== Your objective ==
Read the data below line by line and copy each one with "label" in it.
##############################
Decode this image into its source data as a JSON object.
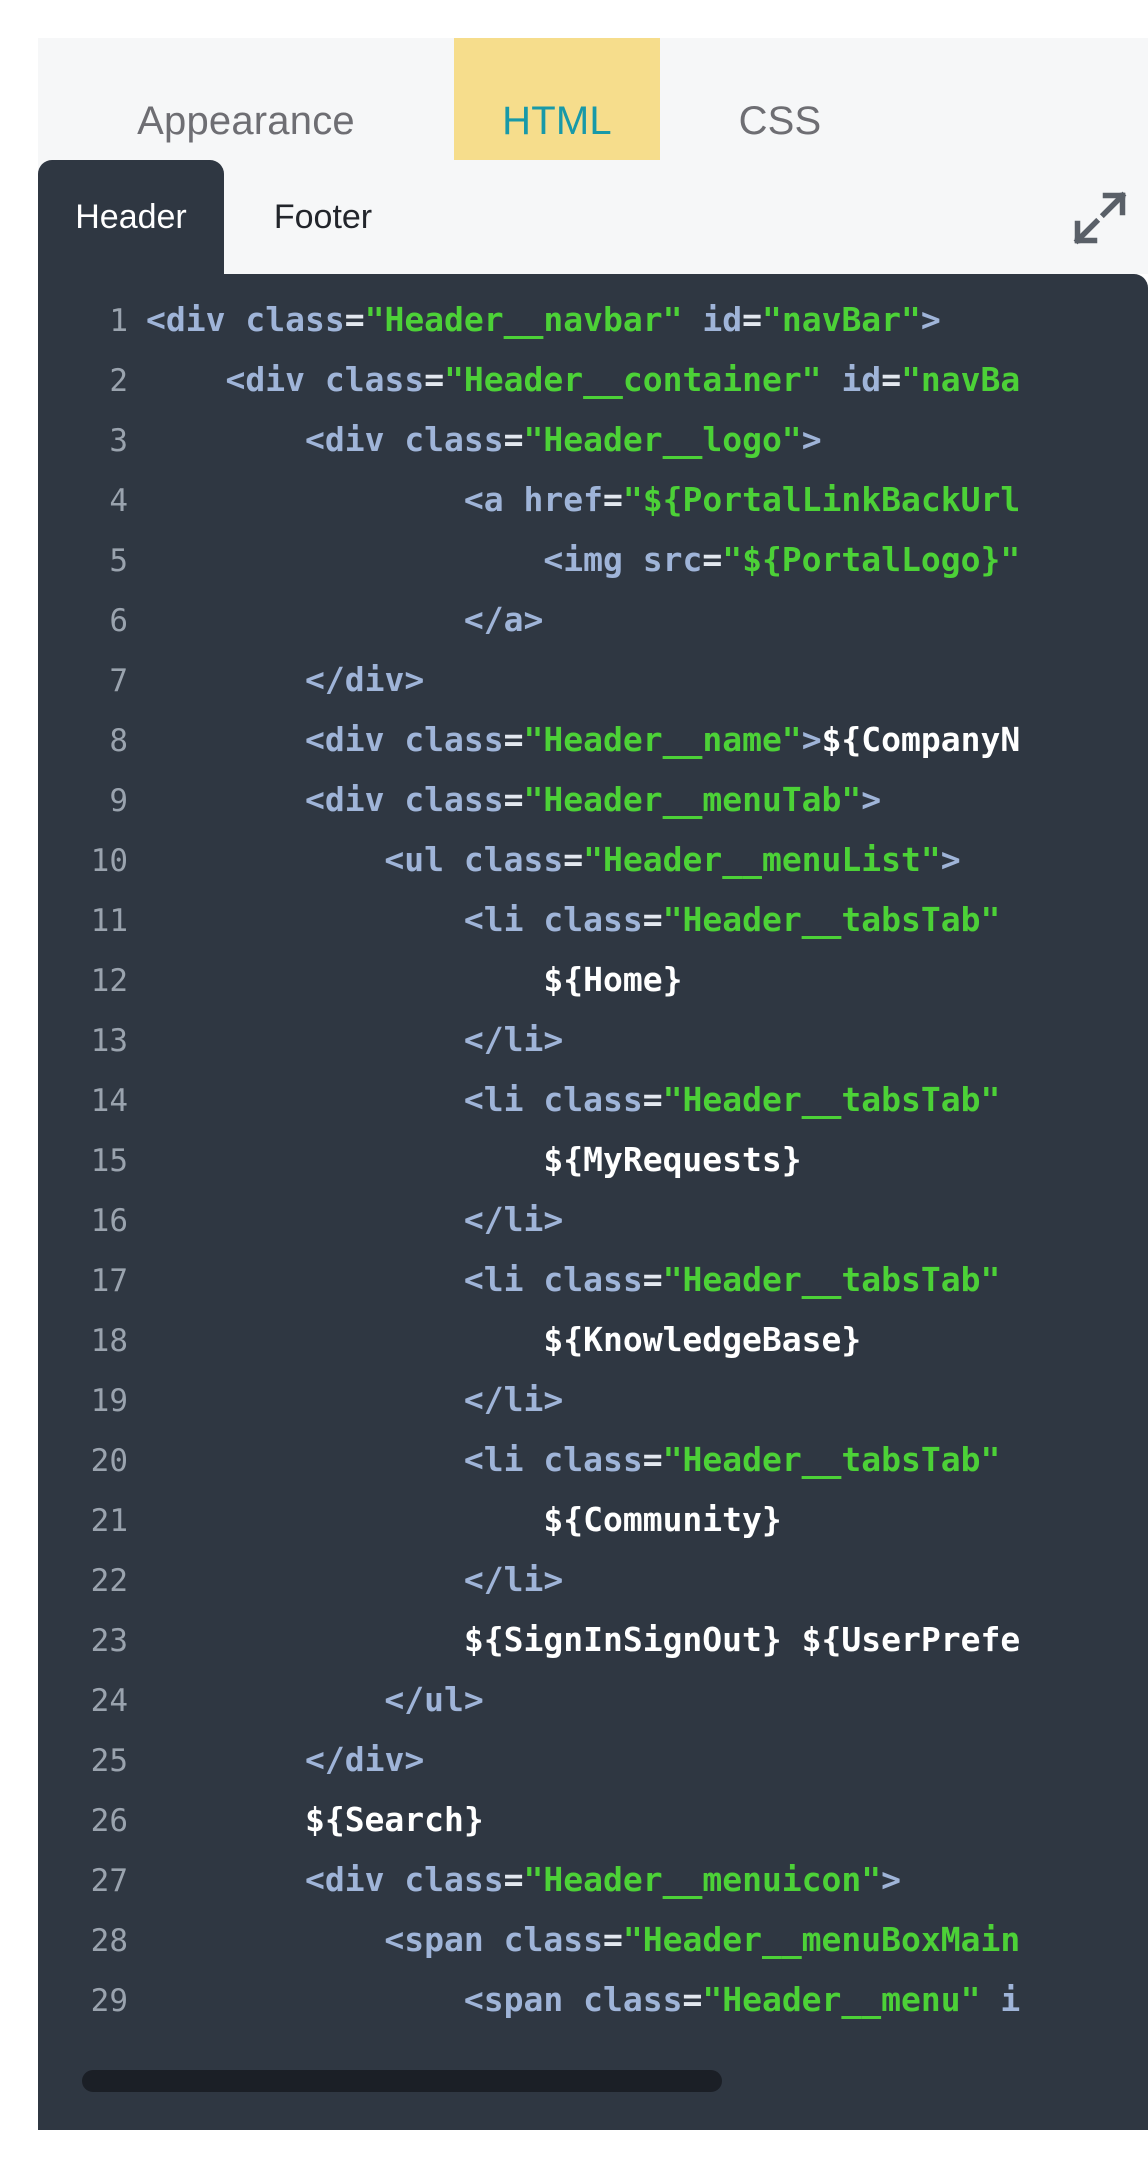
{
  "primary_tabs": [
    {
      "label": "Appearance",
      "active": false
    },
    {
      "label": "HTML",
      "active": true
    },
    {
      "label": "CSS",
      "active": false
    }
  ],
  "editor": {
    "sub_tabs": [
      {
        "label": "Header",
        "active": true
      },
      {
        "label": "Footer",
        "active": false
      }
    ],
    "expand_icon": "expand-diagonal-arrows-icon",
    "language": "HTML",
    "scrollbar": {
      "orientation": "horizontal",
      "position": "left"
    },
    "colors": {
      "active_tab_bg": "#f6dd8c",
      "active_tab_text": "#1899a8",
      "accent_underline": "#1899a8",
      "editor_bg": "#2f3742",
      "strip_bg": "#f6f7f8",
      "string_green": "#4cd137",
      "tag_blue": "#9fb4d8",
      "line_number": "#9aa3ae",
      "text_white": "#ffffff"
    },
    "lines": [
      {
        "n": "1",
        "tokens": [
          {
            "t": "punc",
            "v": "<"
          },
          {
            "t": "tag",
            "v": "div"
          },
          {
            "t": "txt",
            "v": " "
          },
          {
            "t": "attr",
            "v": "class"
          },
          {
            "t": "eq",
            "v": "="
          },
          {
            "t": "str",
            "v": "\"Header__navbar\""
          },
          {
            "t": "txt",
            "v": " "
          },
          {
            "t": "attr",
            "v": "id"
          },
          {
            "t": "eq",
            "v": "="
          },
          {
            "t": "str",
            "v": "\"navBar\""
          },
          {
            "t": "punc",
            "v": ">"
          }
        ],
        "indent": 0
      },
      {
        "n": "2",
        "tokens": [
          {
            "t": "punc",
            "v": "<"
          },
          {
            "t": "tag",
            "v": "div"
          },
          {
            "t": "txt",
            "v": " "
          },
          {
            "t": "attr",
            "v": "class"
          },
          {
            "t": "eq",
            "v": "="
          },
          {
            "t": "str",
            "v": "\"Header__container\""
          },
          {
            "t": "txt",
            "v": " "
          },
          {
            "t": "attr",
            "v": "id"
          },
          {
            "t": "eq",
            "v": "="
          },
          {
            "t": "str",
            "v": "\"navBa"
          }
        ],
        "indent": 1
      },
      {
        "n": "3",
        "tokens": [
          {
            "t": "punc",
            "v": "<"
          },
          {
            "t": "tag",
            "v": "div"
          },
          {
            "t": "txt",
            "v": " "
          },
          {
            "t": "attr",
            "v": "class"
          },
          {
            "t": "eq",
            "v": "="
          },
          {
            "t": "str",
            "v": "\"Header__logo\""
          },
          {
            "t": "punc",
            "v": ">"
          }
        ],
        "indent": 2
      },
      {
        "n": "4",
        "tokens": [
          {
            "t": "punc",
            "v": "<"
          },
          {
            "t": "tag",
            "v": "a"
          },
          {
            "t": "txt",
            "v": " "
          },
          {
            "t": "attr",
            "v": "href"
          },
          {
            "t": "eq",
            "v": "="
          },
          {
            "t": "str",
            "v": "\"${PortalLinkBackUrl"
          }
        ],
        "indent": 4
      },
      {
        "n": "5",
        "tokens": [
          {
            "t": "punc",
            "v": "<"
          },
          {
            "t": "tag",
            "v": "img"
          },
          {
            "t": "txt",
            "v": " "
          },
          {
            "t": "attr",
            "v": "src"
          },
          {
            "t": "eq",
            "v": "="
          },
          {
            "t": "str",
            "v": "\"${PortalLogo}\""
          }
        ],
        "indent": 5
      },
      {
        "n": "6",
        "tokens": [
          {
            "t": "punc",
            "v": "</"
          },
          {
            "t": "tag",
            "v": "a"
          },
          {
            "t": "punc",
            "v": ">"
          }
        ],
        "indent": 4
      },
      {
        "n": "7",
        "tokens": [
          {
            "t": "punc",
            "v": "</"
          },
          {
            "t": "tag",
            "v": "div"
          },
          {
            "t": "punc",
            "v": ">"
          }
        ],
        "indent": 2
      },
      {
        "n": "8",
        "tokens": [
          {
            "t": "punc",
            "v": "<"
          },
          {
            "t": "tag",
            "v": "div"
          },
          {
            "t": "txt",
            "v": " "
          },
          {
            "t": "attr",
            "v": "class"
          },
          {
            "t": "eq",
            "v": "="
          },
          {
            "t": "str",
            "v": "\"Header__name\""
          },
          {
            "t": "punc",
            "v": ">"
          },
          {
            "t": "txt",
            "v": "${CompanyN"
          }
        ],
        "indent": 2
      },
      {
        "n": "9",
        "tokens": [
          {
            "t": "punc",
            "v": "<"
          },
          {
            "t": "tag",
            "v": "div"
          },
          {
            "t": "txt",
            "v": " "
          },
          {
            "t": "attr",
            "v": "class"
          },
          {
            "t": "eq",
            "v": "="
          },
          {
            "t": "str",
            "v": "\"Header__menuTab\""
          },
          {
            "t": "punc",
            "v": ">"
          }
        ],
        "indent": 2
      },
      {
        "n": "10",
        "tokens": [
          {
            "t": "punc",
            "v": "<"
          },
          {
            "t": "tag",
            "v": "ul"
          },
          {
            "t": "txt",
            "v": " "
          },
          {
            "t": "attr",
            "v": "class"
          },
          {
            "t": "eq",
            "v": "="
          },
          {
            "t": "str",
            "v": "\"Header__menuList\""
          },
          {
            "t": "punc",
            "v": ">"
          }
        ],
        "indent": 3
      },
      {
        "n": "11",
        "tokens": [
          {
            "t": "punc",
            "v": "<"
          },
          {
            "t": "tag",
            "v": "li"
          },
          {
            "t": "txt",
            "v": " "
          },
          {
            "t": "attr",
            "v": "class"
          },
          {
            "t": "eq",
            "v": "="
          },
          {
            "t": "str",
            "v": "\"Header__tabsTab\""
          }
        ],
        "indent": 4
      },
      {
        "n": "12",
        "tokens": [
          {
            "t": "txt",
            "v": "${Home}"
          }
        ],
        "indent": 5
      },
      {
        "n": "13",
        "tokens": [
          {
            "t": "punc",
            "v": "</"
          },
          {
            "t": "tag",
            "v": "li"
          },
          {
            "t": "punc",
            "v": ">"
          }
        ],
        "indent": 4
      },
      {
        "n": "14",
        "tokens": [
          {
            "t": "punc",
            "v": "<"
          },
          {
            "t": "tag",
            "v": "li"
          },
          {
            "t": "txt",
            "v": " "
          },
          {
            "t": "attr",
            "v": "class"
          },
          {
            "t": "eq",
            "v": "="
          },
          {
            "t": "str",
            "v": "\"Header__tabsTab\""
          }
        ],
        "indent": 4
      },
      {
        "n": "15",
        "tokens": [
          {
            "t": "txt",
            "v": "${MyRequests}"
          }
        ],
        "indent": 5
      },
      {
        "n": "16",
        "tokens": [
          {
            "t": "punc",
            "v": "</"
          },
          {
            "t": "tag",
            "v": "li"
          },
          {
            "t": "punc",
            "v": ">"
          }
        ],
        "indent": 4
      },
      {
        "n": "17",
        "tokens": [
          {
            "t": "punc",
            "v": "<"
          },
          {
            "t": "tag",
            "v": "li"
          },
          {
            "t": "txt",
            "v": " "
          },
          {
            "t": "attr",
            "v": "class"
          },
          {
            "t": "eq",
            "v": "="
          },
          {
            "t": "str",
            "v": "\"Header__tabsTab\""
          }
        ],
        "indent": 4
      },
      {
        "n": "18",
        "tokens": [
          {
            "t": "txt",
            "v": "${KnowledgeBase}"
          }
        ],
        "indent": 5
      },
      {
        "n": "19",
        "tokens": [
          {
            "t": "punc",
            "v": "</"
          },
          {
            "t": "tag",
            "v": "li"
          },
          {
            "t": "punc",
            "v": ">"
          }
        ],
        "indent": 4
      },
      {
        "n": "20",
        "tokens": [
          {
            "t": "punc",
            "v": "<"
          },
          {
            "t": "tag",
            "v": "li"
          },
          {
            "t": "txt",
            "v": " "
          },
          {
            "t": "attr",
            "v": "class"
          },
          {
            "t": "eq",
            "v": "="
          },
          {
            "t": "str",
            "v": "\"Header__tabsTab\""
          }
        ],
        "indent": 4
      },
      {
        "n": "21",
        "tokens": [
          {
            "t": "txt",
            "v": "${Community}"
          }
        ],
        "indent": 5
      },
      {
        "n": "22",
        "tokens": [
          {
            "t": "punc",
            "v": "</"
          },
          {
            "t": "tag",
            "v": "li"
          },
          {
            "t": "punc",
            "v": ">"
          }
        ],
        "indent": 4
      },
      {
        "n": "23",
        "tokens": [
          {
            "t": "txt",
            "v": "${SignInSignOut} ${UserPrefe"
          }
        ],
        "indent": 4
      },
      {
        "n": "24",
        "tokens": [
          {
            "t": "punc",
            "v": "</"
          },
          {
            "t": "tag",
            "v": "ul"
          },
          {
            "t": "punc",
            "v": ">"
          }
        ],
        "indent": 3
      },
      {
        "n": "25",
        "tokens": [
          {
            "t": "punc",
            "v": "</"
          },
          {
            "t": "tag",
            "v": "div"
          },
          {
            "t": "punc",
            "v": ">"
          }
        ],
        "indent": 2
      },
      {
        "n": "26",
        "tokens": [
          {
            "t": "txt",
            "v": "${Search}"
          }
        ],
        "indent": 2
      },
      {
        "n": "27",
        "tokens": [
          {
            "t": "punc",
            "v": "<"
          },
          {
            "t": "tag",
            "v": "div"
          },
          {
            "t": "txt",
            "v": " "
          },
          {
            "t": "attr",
            "v": "class"
          },
          {
            "t": "eq",
            "v": "="
          },
          {
            "t": "str",
            "v": "\"Header__menuicon\""
          },
          {
            "t": "punc",
            "v": ">"
          }
        ],
        "indent": 2
      },
      {
        "n": "28",
        "tokens": [
          {
            "t": "punc",
            "v": "<"
          },
          {
            "t": "tag",
            "v": "span"
          },
          {
            "t": "txt",
            "v": " "
          },
          {
            "t": "attr",
            "v": "class"
          },
          {
            "t": "eq",
            "v": "="
          },
          {
            "t": "str",
            "v": "\"Header__menuBoxMain"
          }
        ],
        "indent": 3
      },
      {
        "n": "29",
        "tokens": [
          {
            "t": "punc",
            "v": "<"
          },
          {
            "t": "tag",
            "v": "span"
          },
          {
            "t": "txt",
            "v": " "
          },
          {
            "t": "attr",
            "v": "class"
          },
          {
            "t": "eq",
            "v": "="
          },
          {
            "t": "str",
            "v": "\"Header__menu\""
          },
          {
            "t": "txt",
            "v": " "
          },
          {
            "t": "attr",
            "v": "i"
          }
        ],
        "indent": 4
      }
    ]
  }
}
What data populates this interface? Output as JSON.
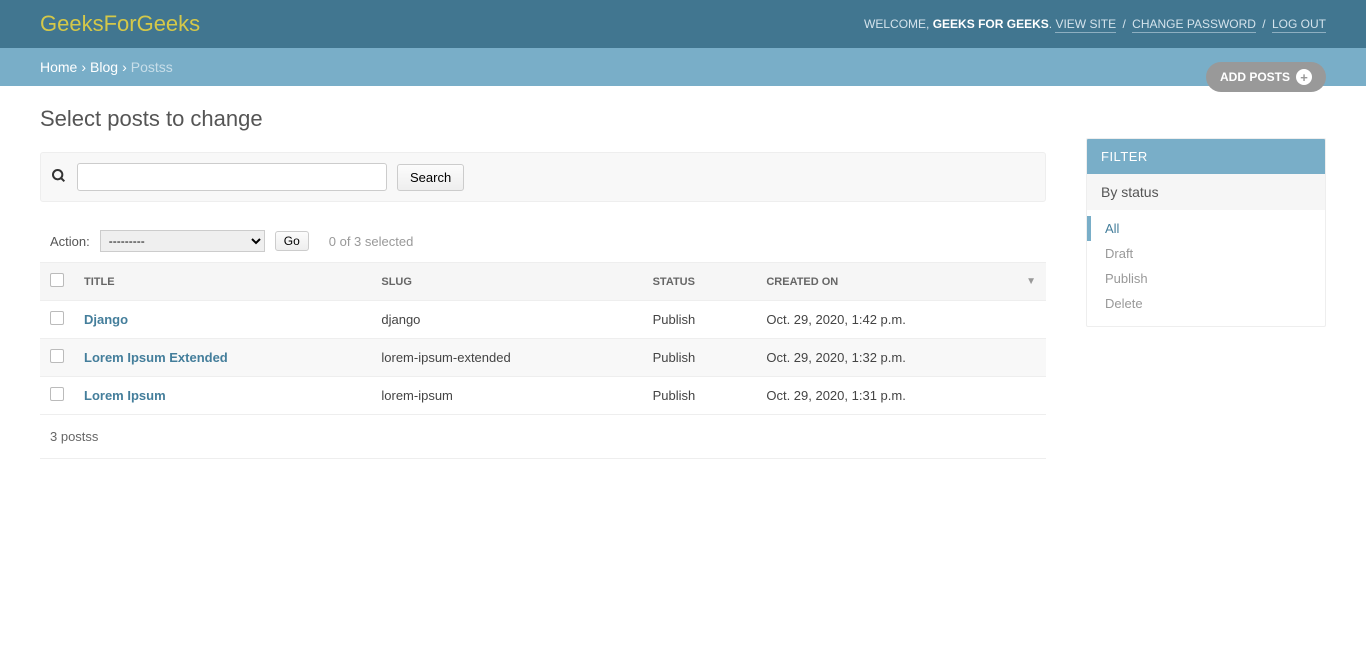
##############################
== Solution to this problem ==
      "label": "Appearance",
      "label": "HTML",
      "label": "CSS",
        "label": "Header",
        "label": "Footer",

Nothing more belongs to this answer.